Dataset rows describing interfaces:
#####

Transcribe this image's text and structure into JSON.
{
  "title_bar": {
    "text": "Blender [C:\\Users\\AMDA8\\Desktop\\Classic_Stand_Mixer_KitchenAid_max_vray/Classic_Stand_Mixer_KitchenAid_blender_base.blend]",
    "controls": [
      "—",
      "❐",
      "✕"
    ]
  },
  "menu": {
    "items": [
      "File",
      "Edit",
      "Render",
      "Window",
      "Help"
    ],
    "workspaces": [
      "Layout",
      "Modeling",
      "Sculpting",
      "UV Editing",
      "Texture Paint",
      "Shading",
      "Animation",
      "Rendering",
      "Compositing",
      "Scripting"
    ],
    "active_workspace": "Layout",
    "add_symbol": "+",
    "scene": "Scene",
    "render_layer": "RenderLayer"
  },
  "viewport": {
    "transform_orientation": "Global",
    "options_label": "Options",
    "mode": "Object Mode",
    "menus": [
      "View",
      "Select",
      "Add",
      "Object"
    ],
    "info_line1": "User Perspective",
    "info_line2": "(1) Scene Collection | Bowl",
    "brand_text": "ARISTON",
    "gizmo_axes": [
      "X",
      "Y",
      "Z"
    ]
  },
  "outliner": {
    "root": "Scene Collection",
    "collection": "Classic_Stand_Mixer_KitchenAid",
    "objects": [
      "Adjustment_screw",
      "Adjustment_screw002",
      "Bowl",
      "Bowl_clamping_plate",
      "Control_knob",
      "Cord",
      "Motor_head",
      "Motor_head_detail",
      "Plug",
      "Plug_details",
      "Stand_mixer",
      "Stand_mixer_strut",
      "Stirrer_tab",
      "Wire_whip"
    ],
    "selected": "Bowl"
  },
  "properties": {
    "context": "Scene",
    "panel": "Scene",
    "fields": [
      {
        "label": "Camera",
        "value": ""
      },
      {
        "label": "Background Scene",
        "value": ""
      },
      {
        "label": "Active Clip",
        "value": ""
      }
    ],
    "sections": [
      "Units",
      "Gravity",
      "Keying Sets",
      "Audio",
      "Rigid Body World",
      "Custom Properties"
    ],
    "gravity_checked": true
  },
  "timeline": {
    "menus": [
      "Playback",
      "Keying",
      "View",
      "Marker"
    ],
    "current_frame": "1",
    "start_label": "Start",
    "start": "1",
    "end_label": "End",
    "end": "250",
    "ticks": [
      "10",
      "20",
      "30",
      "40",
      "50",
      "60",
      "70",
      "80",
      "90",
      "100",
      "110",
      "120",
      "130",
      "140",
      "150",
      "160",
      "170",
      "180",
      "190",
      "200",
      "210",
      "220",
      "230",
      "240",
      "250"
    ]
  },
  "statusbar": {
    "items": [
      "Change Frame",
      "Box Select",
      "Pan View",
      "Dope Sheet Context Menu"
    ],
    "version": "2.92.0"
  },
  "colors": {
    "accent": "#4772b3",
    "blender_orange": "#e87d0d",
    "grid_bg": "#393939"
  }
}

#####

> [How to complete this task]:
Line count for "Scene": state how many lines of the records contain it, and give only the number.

> [Answer to this task]:
6